The basic problem is this:  writing, creating good radio/audio, film making, and interactive design are all highly skilled crafts.  It takes time and practice — and talent, and passion, and habits of mind, and sensibility, ways of looking at or listening to the world — to get good or great at any of them.  The more one tries to master both the technical skills needed to, say, light, shoot and cut video, and to tell stories in the very different grammars of two or three different media, the harder it is to hone capacity in any one.

So, to MacGregor’s work:  check out these two interactives on health care, fine examples of why the web is a better delivery vehicle for mildly-enhanced prose than dead trees.  There is a reason traditional newspapers/magazines are bound for dodo-land, and it isn’t just MSM self-regard and feckless business decisions; the digital domain lets you do new, useful, sometimes transformative stuff with the material that is at the heart of the mission o f traditional media:  provide information within an apparatus that actually enhances a reader’s ability to understand what the writer is going on about.

And then look at this:  MacGregor (and friend’s) video on a development in robotics.

After seeing this, I wrote to MacGregor to ask him if the key point of …not quite dispute, but doubt…he and I wrangled over during the term had settled down for him.  I’m old fashioned about video, about new and integrated media in general.  I believe, strongly, in production and in the value of particular skills.  So when it came time to work with the MIT grad students on creating stories in audio and video, I emphasized a formal production procedure and sequence, the significance of writing your piece at every stage, from first story pitch, through articulated phases of treatment, shooting script, paper cut, and then on through the stages of editing and review.  And I emphasized old fashioned photographic and cinematographic skill, the use of a camera, knowledge of its particular properties, and above all, attention to lighting.  One thing we do differently at MIT than at some other programs is we bring in a national-shooter level DP to shoot for two days with our students — and to teach as the shoot proceeds about how to think about light, color, and motion as story telling tools, and not just decoration.

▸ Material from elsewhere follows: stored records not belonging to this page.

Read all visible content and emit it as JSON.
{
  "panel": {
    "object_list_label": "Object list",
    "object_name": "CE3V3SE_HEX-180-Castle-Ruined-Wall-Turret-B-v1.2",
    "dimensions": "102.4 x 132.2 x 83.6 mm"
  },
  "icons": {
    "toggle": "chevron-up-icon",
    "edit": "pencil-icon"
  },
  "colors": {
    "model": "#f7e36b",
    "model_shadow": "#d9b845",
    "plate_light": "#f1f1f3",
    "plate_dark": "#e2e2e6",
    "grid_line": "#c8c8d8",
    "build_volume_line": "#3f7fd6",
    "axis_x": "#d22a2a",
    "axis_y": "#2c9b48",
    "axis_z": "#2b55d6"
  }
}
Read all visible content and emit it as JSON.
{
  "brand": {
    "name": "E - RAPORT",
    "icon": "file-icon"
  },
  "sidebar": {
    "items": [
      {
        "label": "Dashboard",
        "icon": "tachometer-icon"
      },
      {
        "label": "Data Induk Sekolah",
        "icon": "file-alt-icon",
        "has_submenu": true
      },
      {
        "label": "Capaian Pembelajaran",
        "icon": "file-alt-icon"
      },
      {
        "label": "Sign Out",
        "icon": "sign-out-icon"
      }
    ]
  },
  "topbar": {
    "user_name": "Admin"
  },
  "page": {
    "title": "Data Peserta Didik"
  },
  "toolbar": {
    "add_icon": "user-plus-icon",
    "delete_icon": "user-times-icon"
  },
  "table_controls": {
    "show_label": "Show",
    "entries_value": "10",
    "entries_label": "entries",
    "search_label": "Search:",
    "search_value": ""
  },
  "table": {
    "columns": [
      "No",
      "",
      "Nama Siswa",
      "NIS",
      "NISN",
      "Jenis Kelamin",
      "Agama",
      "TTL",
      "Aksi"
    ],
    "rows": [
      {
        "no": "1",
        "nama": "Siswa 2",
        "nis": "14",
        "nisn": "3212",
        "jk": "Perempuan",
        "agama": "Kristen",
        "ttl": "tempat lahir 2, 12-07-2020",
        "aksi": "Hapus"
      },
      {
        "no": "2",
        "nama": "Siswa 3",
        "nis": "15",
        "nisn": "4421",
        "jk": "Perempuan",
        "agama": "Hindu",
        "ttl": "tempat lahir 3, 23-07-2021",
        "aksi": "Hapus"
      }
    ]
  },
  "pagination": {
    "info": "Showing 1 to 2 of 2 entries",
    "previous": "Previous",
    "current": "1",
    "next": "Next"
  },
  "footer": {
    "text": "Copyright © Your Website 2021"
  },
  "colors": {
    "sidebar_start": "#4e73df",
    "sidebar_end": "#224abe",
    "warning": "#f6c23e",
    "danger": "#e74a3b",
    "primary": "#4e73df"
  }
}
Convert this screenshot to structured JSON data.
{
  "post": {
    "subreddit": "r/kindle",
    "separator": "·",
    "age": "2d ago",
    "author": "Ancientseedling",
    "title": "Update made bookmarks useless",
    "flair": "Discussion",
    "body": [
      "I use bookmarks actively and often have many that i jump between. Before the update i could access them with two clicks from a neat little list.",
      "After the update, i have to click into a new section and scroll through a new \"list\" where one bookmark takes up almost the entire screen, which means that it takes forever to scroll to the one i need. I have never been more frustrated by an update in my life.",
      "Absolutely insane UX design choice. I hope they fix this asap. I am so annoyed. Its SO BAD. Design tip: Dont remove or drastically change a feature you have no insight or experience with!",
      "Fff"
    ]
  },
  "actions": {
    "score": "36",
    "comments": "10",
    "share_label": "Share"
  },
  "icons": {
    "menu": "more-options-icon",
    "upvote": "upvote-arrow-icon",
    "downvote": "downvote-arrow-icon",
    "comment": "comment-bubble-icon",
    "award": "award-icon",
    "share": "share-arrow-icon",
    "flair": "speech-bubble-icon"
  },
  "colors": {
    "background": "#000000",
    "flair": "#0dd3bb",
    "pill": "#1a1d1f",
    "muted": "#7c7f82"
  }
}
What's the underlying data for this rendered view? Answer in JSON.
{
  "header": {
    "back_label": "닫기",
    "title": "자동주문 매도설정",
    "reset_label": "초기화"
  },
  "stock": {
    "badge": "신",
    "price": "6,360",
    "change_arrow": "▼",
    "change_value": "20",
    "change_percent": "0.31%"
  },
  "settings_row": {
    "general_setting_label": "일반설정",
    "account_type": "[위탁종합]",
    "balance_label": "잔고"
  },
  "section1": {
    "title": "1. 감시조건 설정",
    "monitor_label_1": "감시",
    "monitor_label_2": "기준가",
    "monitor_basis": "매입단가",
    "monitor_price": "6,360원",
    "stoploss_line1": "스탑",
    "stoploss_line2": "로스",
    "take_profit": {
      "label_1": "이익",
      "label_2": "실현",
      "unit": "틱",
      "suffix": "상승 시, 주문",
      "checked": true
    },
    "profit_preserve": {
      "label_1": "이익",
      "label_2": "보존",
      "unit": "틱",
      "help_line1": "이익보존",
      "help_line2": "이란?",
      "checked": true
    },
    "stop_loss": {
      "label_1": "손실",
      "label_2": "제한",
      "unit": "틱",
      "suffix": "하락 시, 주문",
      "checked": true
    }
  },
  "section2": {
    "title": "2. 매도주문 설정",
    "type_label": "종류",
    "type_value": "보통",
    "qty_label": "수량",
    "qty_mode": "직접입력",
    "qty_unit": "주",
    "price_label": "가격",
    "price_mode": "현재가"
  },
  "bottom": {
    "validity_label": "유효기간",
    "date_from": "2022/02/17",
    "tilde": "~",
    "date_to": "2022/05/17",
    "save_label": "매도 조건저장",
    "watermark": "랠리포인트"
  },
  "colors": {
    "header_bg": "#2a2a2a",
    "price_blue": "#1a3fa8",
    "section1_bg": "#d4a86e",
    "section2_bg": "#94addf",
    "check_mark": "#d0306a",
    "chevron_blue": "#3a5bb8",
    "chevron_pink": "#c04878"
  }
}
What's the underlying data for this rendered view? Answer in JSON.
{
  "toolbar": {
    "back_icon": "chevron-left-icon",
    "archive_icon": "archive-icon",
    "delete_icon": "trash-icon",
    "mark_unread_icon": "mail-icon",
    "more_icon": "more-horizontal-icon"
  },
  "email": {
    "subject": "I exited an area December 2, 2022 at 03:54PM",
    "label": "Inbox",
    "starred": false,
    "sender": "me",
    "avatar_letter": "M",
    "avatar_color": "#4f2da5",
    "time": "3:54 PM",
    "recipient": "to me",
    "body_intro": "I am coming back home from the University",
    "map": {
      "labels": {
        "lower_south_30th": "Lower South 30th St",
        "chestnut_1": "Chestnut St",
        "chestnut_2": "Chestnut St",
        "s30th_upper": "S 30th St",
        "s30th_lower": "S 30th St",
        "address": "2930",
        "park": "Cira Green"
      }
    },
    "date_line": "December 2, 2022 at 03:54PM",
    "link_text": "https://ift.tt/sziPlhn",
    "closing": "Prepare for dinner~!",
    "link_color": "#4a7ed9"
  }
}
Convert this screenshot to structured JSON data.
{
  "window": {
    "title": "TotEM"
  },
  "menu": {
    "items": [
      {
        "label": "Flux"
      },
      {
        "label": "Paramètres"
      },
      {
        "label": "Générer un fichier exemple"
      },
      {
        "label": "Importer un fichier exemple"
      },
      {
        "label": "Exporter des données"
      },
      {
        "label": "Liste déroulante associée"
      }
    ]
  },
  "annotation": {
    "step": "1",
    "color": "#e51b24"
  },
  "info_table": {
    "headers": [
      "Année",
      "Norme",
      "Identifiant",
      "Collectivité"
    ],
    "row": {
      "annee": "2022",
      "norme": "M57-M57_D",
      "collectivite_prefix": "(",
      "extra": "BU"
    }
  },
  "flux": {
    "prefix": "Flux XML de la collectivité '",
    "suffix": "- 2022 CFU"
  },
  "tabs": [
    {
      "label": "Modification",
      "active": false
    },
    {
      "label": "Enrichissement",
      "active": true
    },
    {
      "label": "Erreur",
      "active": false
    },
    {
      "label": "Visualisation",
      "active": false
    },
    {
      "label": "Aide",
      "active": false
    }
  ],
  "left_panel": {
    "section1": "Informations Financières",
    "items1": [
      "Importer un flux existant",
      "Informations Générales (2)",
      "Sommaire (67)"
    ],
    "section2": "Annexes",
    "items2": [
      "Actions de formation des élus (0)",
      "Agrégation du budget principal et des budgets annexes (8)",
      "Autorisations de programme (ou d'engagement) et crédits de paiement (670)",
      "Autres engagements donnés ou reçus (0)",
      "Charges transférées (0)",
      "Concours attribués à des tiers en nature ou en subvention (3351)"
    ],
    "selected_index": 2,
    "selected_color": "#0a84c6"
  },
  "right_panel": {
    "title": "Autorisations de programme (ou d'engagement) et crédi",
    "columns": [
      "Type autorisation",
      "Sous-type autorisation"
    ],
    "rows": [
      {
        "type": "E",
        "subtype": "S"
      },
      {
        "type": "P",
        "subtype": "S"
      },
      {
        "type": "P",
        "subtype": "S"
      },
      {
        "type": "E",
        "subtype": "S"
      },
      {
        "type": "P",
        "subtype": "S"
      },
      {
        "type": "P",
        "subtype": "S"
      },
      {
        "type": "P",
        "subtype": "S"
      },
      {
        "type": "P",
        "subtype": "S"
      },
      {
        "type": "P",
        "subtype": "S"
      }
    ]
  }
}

There is another approach that people use — some very well, which worries less about the formal steps in either the writing process or the shoot, and seeks to acquire the material first, and then cut whatever you’ve got, on the theory that what matters most is the event in front of the camera, and not the art, or artifice of the person behind it.  Both views have their merits, and when MacGregor came to MIT, he was definitely more immersed in the latter approach.

So when I saw his robotics video I asked him if the hoops through which I made him jump in the preparation of this documentary whilst at MIT were of any value to him.

To my great satisfaction, he answered yes, for both axes.  The emphasis on formalizing the production and writing process helped him a lot, he said, and he had found from his experience with our cameraman why one might do the kinds of things he had always disdained as a “catch the moment” documentarian.  So I have to say that the links I’ve sent you too above give me pride as well as pleasure; it’s hard to know, sometimes, if anything one tries to teach actually matters.  Here, generously, from MacGregor, I have some confirmation.

(And, btw, if any magazine editors are reading this:  I strongly suggest you think in two person teams, not one-man-bands.  Find those on your staff or in your orbit who love video, and match them up with writers who love prose story telling.  You’ll get more work done at a higher level than if you ask a good reporter to stop thinking about what’s being said to him or her and start thinking about the lighting triangle and whether or not you’ve got a directional enough mike to make that HVAC outlet in the upper corner an solvable problem.  Just my two cents.)

Illustration:  Movie poster for “The Kid,” 1921